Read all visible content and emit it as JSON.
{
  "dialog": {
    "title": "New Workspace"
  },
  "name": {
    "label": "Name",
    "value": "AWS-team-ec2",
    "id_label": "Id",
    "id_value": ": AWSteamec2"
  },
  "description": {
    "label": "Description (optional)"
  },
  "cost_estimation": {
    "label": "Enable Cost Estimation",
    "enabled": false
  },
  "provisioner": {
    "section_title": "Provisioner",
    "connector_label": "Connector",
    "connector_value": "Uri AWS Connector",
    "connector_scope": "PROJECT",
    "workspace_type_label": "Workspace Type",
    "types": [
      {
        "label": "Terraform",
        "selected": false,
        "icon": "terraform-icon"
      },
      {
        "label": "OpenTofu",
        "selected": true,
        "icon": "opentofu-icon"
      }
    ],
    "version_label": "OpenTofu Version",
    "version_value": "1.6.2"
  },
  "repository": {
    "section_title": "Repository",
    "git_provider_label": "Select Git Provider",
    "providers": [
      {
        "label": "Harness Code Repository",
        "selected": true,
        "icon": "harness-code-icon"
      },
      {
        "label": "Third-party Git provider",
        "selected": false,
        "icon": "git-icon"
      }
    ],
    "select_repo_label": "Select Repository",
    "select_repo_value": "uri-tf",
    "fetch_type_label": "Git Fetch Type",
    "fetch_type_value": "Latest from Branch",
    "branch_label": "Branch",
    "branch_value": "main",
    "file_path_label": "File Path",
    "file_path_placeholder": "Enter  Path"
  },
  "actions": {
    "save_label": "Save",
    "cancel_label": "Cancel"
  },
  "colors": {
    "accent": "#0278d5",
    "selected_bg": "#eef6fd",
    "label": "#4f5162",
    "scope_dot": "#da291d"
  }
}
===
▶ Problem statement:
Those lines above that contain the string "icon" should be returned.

▶ Solution to this task:
        "icon": "terraform-icon"
        "icon": "opentofu-icon"
        "icon": "harness-code-icon"
        "icon": "git-icon"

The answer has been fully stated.